Provides data indicating overall safety and efficacy of intravenous Adenosine for the rapid termination of PSVT during the second and third trimester of pregnancy. (Further study is necessary to determine the safety of Adenosine use during the first trimester of pregnancy).

Did not mention the number of unstable pregnant women although some of the cases included in this survey were described as unstable in a case report.
Incidence of side effects.Side effects were temporary and none were clinically significant. (transient maternal bradycardia, short lasting uterine contraction).
Outcome of pregnancy.No effect on fetal heart rate.
No late side effects -100% live born infants and no evidence for fetal growth retardation.
The effective dose of Adenosine seems somewhat higher during pregnancy, possibly due to the expanded vascular volume.
This study failed to find any evidence for an unfavourable acute effect of Adenosine on the fetus.


No serious side-effects at all were reported in the eight papers we found looking at the safety and efficacy of using adenosine in patients with unstable PSVT. There were only short-lived, transient side-effects such as headache, flushing, transient arrhythmias and chest tightness, which are well recognised effects in stable patients anyway. In addition, the efficacy of adenosine in converting patients to sinus rhythm is similar for both stable and unstable patients, although some of the papers looked at in this review do not specifically compare the results in stable and unstable patients. In addition, the definition of stable varied between studies.

In view of the above and the speed and ease of giving adenosine to unstable patients as opposed to the need for and potential risks of anaesthesia in DC cardioversion, it seems sensible to use adenosine as first-line treatment in unstable patients. The evidence indicates that this is the case for both adults and children. However, there has not been a prospective randomised controlled trial comparing the two treatments.

Clinical Bottom Line

There is strong evidence to support the efficacy of using adenosine as first-line treatment in patients who present to emergency departments with unstable PSVT with no increased risk of complications. DC conversion could be used as an alternative treatment when adenosine is not successful.

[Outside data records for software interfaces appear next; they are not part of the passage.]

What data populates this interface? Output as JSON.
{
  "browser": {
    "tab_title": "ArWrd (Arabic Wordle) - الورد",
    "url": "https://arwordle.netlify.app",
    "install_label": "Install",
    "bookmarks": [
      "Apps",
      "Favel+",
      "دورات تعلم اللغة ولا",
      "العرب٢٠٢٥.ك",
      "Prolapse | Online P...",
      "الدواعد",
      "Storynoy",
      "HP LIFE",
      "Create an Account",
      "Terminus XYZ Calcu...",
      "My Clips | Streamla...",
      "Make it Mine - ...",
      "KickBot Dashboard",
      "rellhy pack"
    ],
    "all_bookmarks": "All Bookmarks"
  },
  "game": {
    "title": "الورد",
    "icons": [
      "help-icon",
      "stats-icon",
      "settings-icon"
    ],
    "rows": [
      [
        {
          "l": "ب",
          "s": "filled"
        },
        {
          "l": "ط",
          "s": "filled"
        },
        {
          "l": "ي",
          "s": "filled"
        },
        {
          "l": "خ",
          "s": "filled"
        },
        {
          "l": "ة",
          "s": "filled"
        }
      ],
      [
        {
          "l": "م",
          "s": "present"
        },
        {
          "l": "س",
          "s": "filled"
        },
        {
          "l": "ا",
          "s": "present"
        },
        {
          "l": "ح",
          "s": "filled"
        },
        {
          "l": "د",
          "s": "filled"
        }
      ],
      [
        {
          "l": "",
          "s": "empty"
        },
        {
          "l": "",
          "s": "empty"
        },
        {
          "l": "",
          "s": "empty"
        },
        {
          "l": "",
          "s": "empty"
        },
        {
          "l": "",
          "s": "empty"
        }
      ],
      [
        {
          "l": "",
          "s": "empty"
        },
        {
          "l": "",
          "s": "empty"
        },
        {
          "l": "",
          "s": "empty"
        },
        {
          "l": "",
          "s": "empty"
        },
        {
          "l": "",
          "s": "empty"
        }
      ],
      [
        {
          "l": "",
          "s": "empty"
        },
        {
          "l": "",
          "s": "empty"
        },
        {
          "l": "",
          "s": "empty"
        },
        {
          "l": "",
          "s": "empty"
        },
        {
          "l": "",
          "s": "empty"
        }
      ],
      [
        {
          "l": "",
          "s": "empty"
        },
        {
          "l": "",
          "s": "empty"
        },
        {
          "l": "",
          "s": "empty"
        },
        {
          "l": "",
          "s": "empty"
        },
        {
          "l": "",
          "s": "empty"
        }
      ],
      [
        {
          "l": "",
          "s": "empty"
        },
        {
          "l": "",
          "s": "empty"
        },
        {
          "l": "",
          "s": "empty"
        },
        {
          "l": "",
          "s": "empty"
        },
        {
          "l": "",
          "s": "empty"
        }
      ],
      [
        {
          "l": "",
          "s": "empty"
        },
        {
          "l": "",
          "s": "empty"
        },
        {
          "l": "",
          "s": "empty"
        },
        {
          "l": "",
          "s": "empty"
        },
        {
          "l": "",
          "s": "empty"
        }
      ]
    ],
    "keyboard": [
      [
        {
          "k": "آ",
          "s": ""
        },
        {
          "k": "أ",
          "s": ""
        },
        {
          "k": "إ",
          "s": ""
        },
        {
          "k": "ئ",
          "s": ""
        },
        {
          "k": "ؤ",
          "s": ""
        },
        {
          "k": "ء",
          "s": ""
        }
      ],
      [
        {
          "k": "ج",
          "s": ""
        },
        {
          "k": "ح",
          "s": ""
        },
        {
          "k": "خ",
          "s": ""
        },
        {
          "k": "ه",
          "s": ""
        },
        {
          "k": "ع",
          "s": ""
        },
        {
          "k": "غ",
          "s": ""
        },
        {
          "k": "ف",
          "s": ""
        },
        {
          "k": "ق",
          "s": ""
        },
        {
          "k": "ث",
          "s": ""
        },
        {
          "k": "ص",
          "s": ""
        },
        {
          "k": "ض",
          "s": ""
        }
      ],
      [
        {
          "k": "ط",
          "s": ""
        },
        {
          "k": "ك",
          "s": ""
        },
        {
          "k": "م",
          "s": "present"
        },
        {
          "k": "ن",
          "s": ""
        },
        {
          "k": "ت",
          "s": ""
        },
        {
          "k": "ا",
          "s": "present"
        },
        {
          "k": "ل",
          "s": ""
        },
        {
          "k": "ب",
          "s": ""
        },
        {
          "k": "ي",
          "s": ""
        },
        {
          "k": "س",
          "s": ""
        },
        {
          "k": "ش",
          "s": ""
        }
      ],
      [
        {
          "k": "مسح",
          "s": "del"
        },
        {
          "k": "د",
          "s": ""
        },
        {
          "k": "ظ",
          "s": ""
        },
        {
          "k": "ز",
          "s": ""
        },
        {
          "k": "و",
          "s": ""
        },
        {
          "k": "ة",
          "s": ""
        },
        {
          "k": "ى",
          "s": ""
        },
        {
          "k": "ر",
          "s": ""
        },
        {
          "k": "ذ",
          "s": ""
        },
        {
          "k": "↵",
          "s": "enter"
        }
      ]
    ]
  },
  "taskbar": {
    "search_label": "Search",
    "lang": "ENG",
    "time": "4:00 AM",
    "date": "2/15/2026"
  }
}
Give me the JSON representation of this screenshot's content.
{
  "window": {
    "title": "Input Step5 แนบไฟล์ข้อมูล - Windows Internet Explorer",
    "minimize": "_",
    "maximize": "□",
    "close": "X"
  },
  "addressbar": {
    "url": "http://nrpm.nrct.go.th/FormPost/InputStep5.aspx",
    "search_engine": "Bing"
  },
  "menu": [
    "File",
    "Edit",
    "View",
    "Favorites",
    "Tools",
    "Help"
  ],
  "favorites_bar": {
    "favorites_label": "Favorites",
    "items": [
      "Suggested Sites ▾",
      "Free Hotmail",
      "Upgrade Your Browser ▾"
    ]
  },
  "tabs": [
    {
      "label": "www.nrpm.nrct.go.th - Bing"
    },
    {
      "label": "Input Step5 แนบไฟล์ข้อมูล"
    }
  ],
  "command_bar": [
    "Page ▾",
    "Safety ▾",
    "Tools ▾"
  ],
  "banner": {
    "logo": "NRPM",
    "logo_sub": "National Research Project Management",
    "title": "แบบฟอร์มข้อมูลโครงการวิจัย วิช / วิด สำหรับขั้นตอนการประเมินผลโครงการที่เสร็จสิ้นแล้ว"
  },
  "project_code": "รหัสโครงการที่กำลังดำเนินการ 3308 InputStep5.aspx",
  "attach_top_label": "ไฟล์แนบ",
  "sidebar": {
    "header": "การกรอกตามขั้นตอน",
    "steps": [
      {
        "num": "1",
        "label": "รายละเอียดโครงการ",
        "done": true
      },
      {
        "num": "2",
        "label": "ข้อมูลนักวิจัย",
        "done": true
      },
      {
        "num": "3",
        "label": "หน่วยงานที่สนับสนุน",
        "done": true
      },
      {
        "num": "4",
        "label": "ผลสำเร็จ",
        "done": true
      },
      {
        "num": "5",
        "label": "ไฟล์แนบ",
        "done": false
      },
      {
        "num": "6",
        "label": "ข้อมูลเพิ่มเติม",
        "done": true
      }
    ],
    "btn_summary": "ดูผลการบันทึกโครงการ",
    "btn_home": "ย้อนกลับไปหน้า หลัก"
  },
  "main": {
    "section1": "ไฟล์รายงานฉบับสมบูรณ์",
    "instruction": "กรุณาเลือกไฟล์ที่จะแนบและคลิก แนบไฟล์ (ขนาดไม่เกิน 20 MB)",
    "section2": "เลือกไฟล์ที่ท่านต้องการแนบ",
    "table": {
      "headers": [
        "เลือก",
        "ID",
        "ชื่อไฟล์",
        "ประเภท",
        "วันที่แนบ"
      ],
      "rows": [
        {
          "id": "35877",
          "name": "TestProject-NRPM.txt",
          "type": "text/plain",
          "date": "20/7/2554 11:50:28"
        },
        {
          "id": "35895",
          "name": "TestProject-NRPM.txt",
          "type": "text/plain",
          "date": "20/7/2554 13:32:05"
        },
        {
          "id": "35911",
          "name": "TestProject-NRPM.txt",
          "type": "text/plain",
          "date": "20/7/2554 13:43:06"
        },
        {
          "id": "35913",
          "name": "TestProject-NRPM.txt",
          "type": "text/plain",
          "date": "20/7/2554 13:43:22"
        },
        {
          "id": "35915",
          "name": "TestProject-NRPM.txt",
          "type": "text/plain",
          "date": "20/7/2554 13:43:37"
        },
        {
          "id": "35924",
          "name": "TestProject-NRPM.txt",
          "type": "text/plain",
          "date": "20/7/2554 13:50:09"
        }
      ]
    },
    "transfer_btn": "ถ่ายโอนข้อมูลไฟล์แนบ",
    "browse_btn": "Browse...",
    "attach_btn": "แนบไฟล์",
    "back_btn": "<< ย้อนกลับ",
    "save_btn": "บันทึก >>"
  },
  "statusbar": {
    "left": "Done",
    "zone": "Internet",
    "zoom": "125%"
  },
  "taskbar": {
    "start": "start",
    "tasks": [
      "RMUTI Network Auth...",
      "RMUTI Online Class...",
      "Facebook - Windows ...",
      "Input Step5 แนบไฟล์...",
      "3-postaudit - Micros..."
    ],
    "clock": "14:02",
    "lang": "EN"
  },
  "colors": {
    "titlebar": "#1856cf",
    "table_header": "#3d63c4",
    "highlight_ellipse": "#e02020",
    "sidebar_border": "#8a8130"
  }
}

  1. McCabe JL, Adhar GC, Menegazzi JJ et al. Intravenous Adenosine in the prehospital Treatment of Paroxysmal supraventricular Tachycardia. Annals of Emergency Medicine. April 1992; 21:358-361.
  2. Melio FR, Mallon WK, Newton E. Successful conversion of unstable supraventricular tachycardia to sinus rhythm with adenosine. Annals of Emergency Medicine. April 1993; 22:709-713.
  3. Marco CA, Cardinale JF. Adenosine for the treatment of supraventricular tachycardia in the ED. American Journal of Emergency Medicine February 1994; 12:485-488
  4. Gausche M, Persse DE, Sugarman T et al. Adenosine for the prehospital treatment of paroxysmal supraventricular tachycardia. annals of Emergency Medicine February 1994; 12:485-488.
  5. Lozano M JR, Mcintosh BA, Giordano LM. Effect of adenosine on the management of supraventricular tachycardia by urban paramedics. Annals of Emergency Medicine. December 1995; 26: 691-696.
  6. Losek JD, Endom E, Dietrich A et al. Adenosine and paediatric supraventricular tachycardia in the emergency department: Multicenter study and review. Annals of Emergency Medicine. February 1999; 33: 185-191.
  7. Clarke B, Rowland E, Barnes PJ et al. Rapid and safe termination of supraventricular tachycardia in children by adenosine. The Lancet February 1987; 329:299-301.
  8. Elkayam Uri, Murphy Goodwin T. Adenosine therapy for supraventricular tachycardia during pregnancy. American Journal of Cardiology March 1995; 75: 521-523.